To add to the solid observations made... keep your hands loose around the bar when driving up and attempt to catch and grasp the bar near the top of the press. At the top, push up against the bar to keep the bar high and your shoulder complex strong while supporting the bar...your ears should be between your arms at the top.

Good luck!


#15

To elaborate on Krollmonster's point about the importance of a solid rack:

The whole idea with the jerk is that you aren't pressing the bar over your head so much as you are pushing yourself down very quickly underneath the bar. The bar will rise some during the jerk, but not much.

You dip down, then propel the bar upward, and ideally you lock your arms out under the bar at the exact moment that it has lost its upward momentum, when it is momentarily weightless, right before it would start coming back down. At that same instant, your feet hit the floor in the split position.

Now, about that rack. To achieve the upward momentum that will propel the bar, you must use your legs. If you are holding the bar in a military press position, then when you drive upward with your legs your arms and shoulders will absorb much of the power of that leg drive, so it will not transfer to the bar. On the other hand, if the bar is racked across your collar bone, there will be a more direct transfer of power from the legs to the bar.


#16

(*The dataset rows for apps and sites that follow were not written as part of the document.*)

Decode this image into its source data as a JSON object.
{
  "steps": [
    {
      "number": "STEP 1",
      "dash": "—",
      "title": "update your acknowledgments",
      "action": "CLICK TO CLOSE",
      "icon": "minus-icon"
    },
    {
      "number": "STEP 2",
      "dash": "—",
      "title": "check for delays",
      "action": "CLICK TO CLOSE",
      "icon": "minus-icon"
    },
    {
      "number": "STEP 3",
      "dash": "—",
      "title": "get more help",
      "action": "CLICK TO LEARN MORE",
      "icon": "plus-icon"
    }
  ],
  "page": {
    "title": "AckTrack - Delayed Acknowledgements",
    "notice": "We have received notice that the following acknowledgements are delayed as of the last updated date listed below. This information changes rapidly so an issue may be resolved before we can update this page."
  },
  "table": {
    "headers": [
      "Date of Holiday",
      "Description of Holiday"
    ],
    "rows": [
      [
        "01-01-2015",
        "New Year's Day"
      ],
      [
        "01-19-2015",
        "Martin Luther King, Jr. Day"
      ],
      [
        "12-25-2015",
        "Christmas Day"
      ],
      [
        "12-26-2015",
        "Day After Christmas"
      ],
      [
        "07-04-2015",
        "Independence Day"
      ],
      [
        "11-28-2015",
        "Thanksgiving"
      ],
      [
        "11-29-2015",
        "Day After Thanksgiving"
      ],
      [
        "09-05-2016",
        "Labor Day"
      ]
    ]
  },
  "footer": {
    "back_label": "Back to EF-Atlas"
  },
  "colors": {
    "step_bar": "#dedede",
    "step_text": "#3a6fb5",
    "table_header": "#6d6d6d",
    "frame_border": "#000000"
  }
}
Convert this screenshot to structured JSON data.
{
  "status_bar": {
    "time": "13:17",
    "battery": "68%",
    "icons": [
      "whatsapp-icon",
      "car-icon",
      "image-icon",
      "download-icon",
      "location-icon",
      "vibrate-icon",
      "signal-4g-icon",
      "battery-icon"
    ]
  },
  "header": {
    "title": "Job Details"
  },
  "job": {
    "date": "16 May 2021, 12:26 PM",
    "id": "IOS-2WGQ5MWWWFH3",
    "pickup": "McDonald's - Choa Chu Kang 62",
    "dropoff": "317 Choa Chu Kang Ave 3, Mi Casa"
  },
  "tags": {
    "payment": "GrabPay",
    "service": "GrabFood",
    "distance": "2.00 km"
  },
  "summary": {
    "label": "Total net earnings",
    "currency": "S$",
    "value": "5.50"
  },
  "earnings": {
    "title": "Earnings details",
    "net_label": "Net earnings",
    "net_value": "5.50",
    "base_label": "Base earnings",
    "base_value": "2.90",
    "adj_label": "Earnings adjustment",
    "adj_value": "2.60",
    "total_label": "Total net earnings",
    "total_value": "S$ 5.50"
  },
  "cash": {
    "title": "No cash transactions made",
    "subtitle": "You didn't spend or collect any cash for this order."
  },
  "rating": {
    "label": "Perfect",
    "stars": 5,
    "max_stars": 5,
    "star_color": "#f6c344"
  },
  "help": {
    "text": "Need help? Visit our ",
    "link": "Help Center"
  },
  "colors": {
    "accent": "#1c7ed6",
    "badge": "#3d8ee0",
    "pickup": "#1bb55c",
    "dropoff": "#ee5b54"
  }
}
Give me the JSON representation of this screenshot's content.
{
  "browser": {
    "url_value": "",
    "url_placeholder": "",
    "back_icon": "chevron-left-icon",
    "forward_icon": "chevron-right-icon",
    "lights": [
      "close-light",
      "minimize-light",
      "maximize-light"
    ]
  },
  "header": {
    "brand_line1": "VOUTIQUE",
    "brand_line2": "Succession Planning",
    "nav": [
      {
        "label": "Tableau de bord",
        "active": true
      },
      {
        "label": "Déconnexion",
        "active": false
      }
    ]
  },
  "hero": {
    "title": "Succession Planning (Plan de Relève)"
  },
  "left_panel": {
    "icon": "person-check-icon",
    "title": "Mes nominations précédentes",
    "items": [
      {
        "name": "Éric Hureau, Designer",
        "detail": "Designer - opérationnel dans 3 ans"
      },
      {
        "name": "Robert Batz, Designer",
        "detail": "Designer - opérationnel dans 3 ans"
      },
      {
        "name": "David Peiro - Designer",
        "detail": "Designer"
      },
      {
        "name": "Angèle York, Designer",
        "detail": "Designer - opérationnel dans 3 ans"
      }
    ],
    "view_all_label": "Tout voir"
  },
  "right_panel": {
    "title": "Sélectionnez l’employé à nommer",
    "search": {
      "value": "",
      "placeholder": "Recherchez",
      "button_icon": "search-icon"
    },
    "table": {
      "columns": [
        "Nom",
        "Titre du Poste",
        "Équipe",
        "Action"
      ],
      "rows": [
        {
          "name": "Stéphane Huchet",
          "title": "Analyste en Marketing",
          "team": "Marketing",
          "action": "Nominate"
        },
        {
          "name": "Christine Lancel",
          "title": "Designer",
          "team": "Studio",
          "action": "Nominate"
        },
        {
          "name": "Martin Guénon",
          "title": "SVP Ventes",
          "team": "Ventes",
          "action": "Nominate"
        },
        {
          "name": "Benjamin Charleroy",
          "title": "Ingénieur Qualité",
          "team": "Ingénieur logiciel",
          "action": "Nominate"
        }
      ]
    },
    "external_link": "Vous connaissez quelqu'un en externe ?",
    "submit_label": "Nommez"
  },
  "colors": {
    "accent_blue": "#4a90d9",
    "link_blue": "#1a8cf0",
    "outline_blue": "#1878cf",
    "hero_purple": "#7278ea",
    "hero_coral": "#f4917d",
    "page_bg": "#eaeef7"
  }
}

Actually, I'm partial to the snatch and power snatch. They were a lot easier (for me at least) to learn. And the loading possiblities aren't immediately as potentially dangerous with bars that don't rotate fluidly. Besides that, it builds a killer back and shoulders. Start learning with overhead squats.

I second the Weightlifting Encyclopedia. Good for every penny. Best book on weightlifting I've bought in a looong time.